## Instructions for the task
Each line below that contains the word "JSON" must be copied.

## Data to use
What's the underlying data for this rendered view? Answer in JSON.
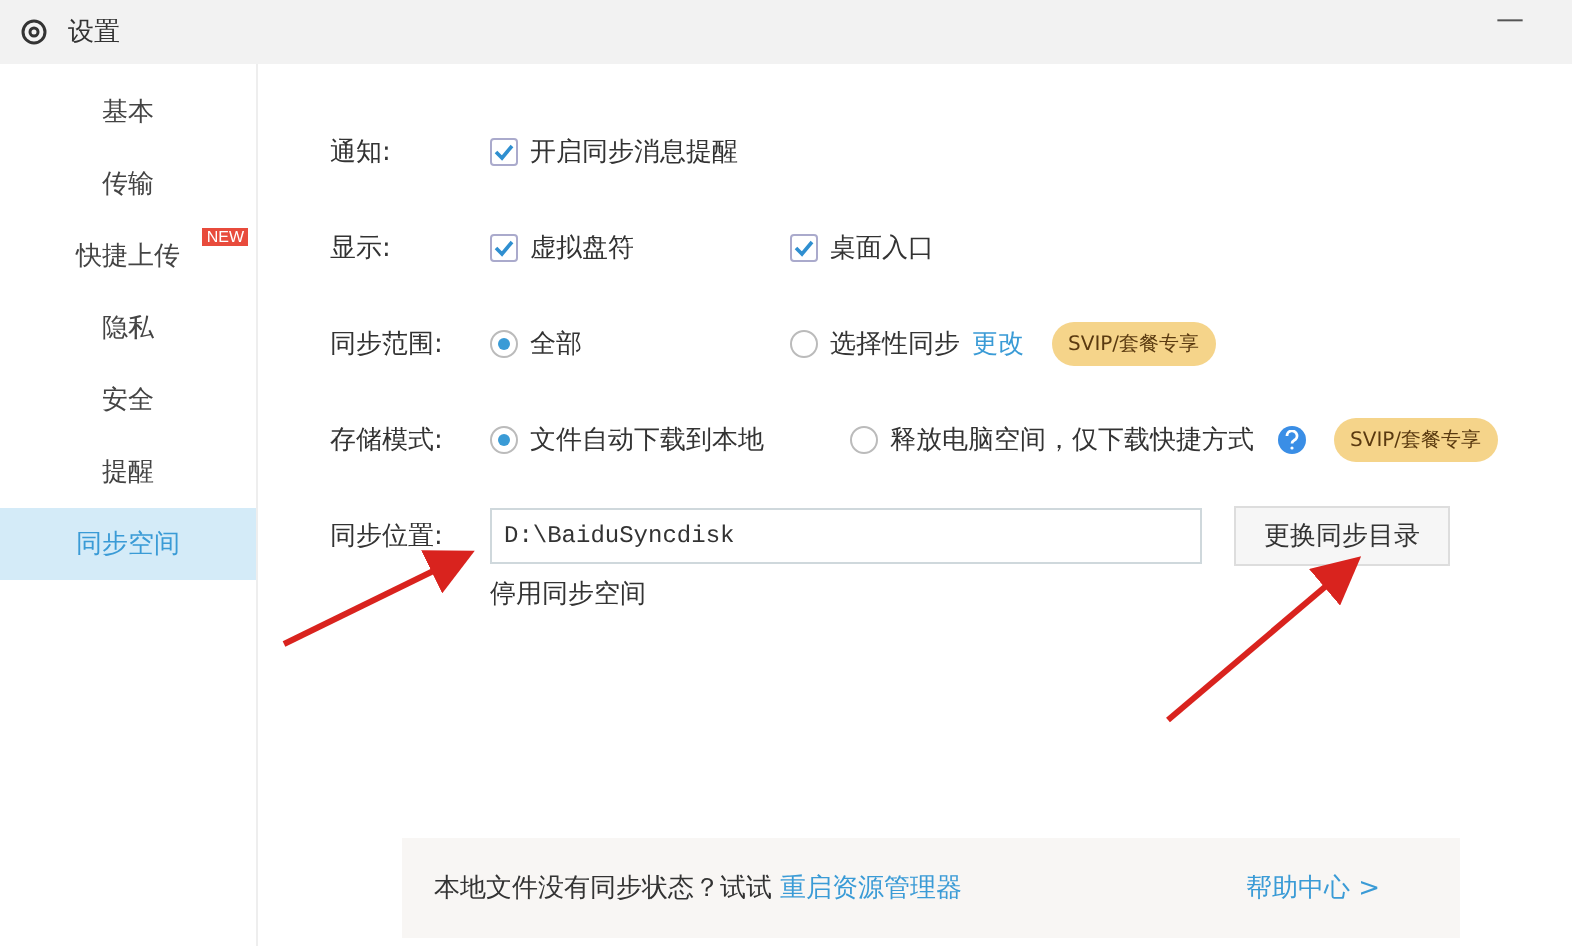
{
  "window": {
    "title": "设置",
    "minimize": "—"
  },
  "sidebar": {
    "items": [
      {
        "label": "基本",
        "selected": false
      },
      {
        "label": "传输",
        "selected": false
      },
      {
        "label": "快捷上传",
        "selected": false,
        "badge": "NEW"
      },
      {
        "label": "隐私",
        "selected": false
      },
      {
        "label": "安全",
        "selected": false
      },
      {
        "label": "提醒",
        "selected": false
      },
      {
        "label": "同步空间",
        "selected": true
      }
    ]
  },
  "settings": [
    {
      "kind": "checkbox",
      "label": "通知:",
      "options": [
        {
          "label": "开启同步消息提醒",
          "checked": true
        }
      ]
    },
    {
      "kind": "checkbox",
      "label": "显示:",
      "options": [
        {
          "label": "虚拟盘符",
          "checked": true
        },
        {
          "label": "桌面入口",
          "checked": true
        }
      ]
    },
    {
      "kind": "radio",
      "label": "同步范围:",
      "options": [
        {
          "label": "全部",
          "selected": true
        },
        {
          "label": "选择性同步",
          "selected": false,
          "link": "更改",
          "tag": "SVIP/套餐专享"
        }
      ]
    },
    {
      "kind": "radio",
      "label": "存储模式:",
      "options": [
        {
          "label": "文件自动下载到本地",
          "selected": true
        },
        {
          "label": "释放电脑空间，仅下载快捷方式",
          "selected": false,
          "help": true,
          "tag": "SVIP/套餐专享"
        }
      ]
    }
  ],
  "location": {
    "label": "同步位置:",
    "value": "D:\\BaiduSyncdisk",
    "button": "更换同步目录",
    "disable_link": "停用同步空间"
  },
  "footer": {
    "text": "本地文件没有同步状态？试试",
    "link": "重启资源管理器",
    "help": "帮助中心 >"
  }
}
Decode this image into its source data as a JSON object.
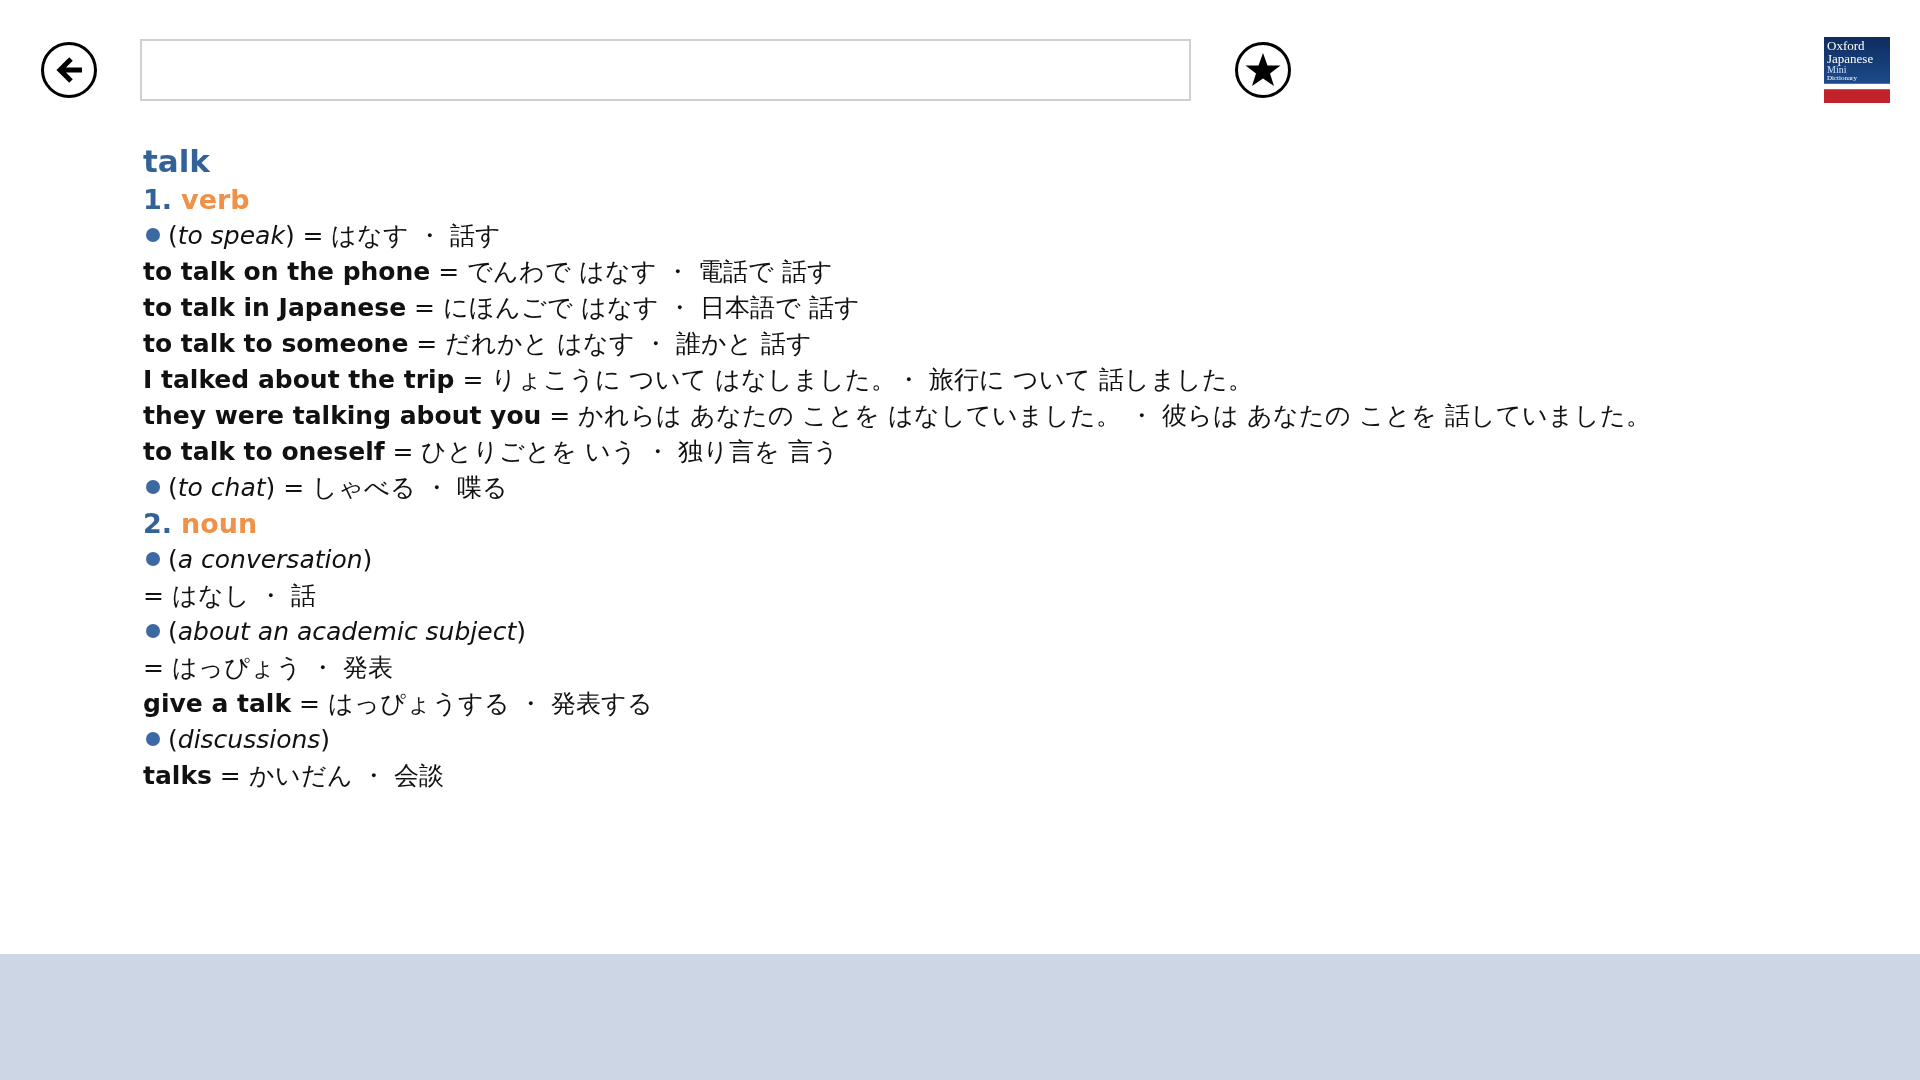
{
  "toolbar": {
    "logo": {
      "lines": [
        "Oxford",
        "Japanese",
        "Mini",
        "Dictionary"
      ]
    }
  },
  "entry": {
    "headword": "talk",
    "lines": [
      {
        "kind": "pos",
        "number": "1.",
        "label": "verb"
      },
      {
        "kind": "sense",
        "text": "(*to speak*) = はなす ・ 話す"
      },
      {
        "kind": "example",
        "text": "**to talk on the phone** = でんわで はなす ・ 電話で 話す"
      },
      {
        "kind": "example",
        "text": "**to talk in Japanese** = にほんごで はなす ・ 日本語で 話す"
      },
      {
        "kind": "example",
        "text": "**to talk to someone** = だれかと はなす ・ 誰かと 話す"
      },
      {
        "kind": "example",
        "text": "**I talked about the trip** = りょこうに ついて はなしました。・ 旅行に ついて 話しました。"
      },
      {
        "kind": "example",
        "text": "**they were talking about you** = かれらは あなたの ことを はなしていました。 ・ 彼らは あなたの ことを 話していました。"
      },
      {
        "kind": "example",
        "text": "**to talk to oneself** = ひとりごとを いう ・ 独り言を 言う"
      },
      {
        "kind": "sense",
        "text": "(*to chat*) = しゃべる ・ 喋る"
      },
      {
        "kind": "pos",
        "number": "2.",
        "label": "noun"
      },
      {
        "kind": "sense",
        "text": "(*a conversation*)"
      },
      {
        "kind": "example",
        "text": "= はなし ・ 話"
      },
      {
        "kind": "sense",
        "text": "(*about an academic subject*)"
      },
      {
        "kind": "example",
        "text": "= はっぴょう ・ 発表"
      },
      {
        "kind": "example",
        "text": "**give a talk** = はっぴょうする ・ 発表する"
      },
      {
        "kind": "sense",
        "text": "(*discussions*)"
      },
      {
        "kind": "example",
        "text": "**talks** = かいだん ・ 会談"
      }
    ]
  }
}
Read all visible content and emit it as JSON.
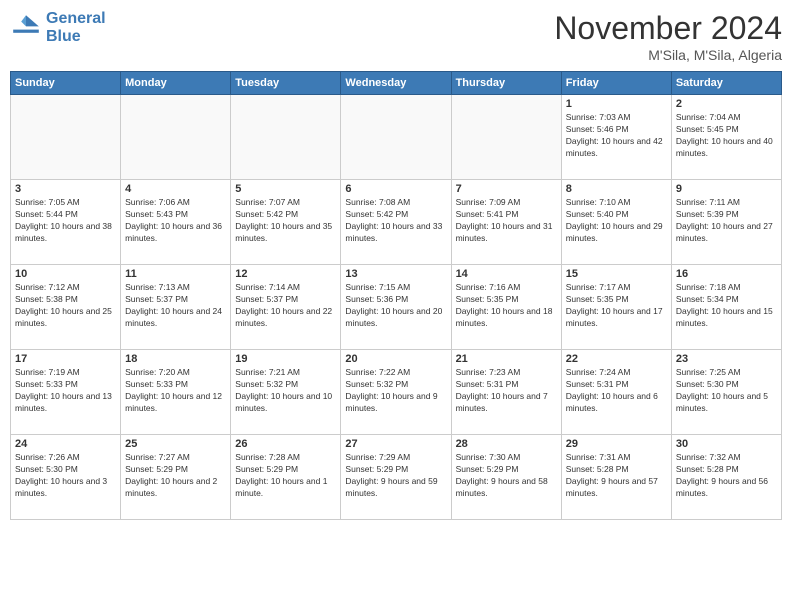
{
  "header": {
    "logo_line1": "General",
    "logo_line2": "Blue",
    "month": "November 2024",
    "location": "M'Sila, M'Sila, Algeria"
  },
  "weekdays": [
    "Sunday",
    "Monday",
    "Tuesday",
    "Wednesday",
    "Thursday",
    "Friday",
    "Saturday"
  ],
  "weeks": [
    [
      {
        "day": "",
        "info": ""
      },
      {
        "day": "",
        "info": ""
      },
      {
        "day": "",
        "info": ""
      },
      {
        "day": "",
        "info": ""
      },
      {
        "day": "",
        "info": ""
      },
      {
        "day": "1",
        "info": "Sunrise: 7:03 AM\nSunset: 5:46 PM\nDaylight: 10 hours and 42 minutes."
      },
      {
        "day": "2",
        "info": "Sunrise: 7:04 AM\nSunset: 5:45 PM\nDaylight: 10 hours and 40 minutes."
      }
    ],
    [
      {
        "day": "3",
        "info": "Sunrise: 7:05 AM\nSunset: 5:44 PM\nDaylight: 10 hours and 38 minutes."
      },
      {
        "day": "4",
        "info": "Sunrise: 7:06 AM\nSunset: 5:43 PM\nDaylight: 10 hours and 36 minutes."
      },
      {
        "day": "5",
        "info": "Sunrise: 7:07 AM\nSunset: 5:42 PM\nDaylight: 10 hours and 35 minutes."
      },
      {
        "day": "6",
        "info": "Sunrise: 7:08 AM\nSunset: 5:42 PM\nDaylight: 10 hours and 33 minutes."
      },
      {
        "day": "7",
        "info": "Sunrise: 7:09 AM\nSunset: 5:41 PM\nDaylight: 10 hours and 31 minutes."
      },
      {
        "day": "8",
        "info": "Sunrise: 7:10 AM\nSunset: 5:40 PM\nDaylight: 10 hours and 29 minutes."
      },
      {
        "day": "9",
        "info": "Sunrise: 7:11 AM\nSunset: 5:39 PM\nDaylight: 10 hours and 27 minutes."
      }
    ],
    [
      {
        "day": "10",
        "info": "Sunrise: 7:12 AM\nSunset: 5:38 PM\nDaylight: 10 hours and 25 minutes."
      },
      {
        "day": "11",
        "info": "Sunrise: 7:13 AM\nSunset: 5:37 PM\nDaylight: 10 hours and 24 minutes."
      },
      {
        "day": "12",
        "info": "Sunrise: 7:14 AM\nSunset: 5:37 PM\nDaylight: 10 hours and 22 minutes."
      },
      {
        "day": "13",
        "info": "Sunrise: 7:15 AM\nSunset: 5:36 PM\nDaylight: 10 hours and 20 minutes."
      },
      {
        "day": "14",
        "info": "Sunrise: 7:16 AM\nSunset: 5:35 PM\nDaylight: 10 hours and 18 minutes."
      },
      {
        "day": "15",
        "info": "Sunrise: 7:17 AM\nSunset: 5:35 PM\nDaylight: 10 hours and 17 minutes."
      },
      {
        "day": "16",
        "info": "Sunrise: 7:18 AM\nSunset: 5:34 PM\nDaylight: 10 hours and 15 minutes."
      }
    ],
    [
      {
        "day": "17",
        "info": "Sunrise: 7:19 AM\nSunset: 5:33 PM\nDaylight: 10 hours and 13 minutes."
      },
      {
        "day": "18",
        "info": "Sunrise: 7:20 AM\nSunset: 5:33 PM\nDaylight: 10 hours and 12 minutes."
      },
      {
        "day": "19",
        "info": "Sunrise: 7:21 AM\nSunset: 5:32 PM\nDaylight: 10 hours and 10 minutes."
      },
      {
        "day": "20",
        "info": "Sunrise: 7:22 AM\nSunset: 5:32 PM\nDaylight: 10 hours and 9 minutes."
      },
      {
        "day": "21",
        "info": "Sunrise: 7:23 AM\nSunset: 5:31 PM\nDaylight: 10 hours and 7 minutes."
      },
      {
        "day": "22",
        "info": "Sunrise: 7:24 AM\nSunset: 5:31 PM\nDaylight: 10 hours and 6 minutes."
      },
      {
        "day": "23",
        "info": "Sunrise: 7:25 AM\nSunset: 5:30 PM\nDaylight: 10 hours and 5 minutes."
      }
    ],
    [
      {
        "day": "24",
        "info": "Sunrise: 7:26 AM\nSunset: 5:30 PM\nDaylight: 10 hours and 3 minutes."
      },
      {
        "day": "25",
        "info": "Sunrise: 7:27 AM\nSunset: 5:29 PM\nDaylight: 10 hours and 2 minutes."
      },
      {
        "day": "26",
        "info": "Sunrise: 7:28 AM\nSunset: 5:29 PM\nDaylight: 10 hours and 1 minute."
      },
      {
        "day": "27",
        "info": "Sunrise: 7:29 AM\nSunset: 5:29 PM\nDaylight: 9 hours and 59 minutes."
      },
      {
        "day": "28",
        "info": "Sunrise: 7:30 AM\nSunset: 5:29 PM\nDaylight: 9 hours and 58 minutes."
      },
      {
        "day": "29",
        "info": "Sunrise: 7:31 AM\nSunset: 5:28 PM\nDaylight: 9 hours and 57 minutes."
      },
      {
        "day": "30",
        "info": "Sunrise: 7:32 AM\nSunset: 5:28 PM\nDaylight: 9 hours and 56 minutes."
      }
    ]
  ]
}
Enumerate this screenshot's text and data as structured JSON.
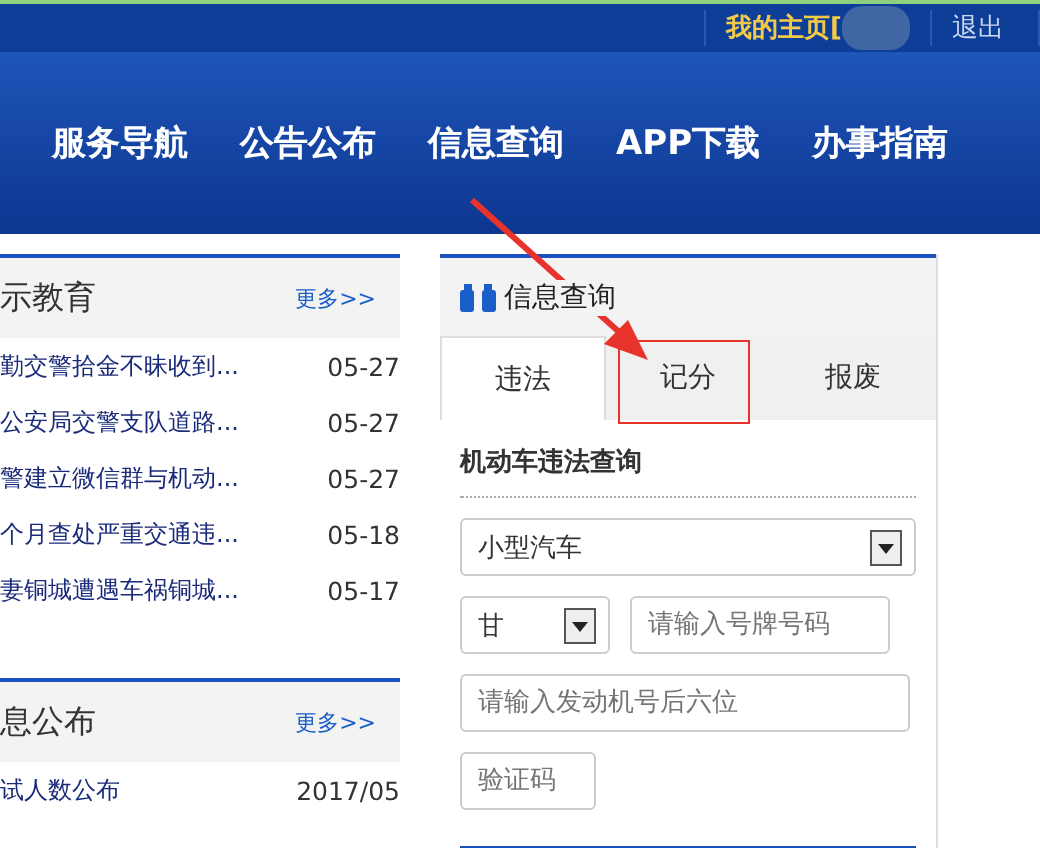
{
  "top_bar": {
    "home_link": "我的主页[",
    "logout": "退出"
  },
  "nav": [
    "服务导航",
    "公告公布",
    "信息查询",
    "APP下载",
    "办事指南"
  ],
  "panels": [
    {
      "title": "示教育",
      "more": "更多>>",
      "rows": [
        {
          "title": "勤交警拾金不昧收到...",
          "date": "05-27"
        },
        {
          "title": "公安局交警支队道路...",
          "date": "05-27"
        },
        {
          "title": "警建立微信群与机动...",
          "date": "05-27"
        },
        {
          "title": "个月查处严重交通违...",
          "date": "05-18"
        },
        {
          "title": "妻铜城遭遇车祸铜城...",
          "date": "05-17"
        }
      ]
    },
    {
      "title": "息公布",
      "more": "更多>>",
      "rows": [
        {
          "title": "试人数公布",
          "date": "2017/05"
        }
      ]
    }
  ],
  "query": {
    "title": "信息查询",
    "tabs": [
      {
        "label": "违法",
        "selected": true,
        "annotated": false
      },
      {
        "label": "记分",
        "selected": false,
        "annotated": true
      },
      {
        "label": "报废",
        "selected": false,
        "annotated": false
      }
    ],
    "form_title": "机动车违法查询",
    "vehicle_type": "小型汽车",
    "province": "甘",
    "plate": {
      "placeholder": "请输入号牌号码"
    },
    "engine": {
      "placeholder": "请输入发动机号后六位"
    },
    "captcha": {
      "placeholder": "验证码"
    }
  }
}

## Solution below
What's the underlying data for this rendered view? Answer in JSON.
Decode this image into its source data as a JSON object.
Read all visible content and emit it as JSON.
Enumerate this screenshot's text and data as structured JSON.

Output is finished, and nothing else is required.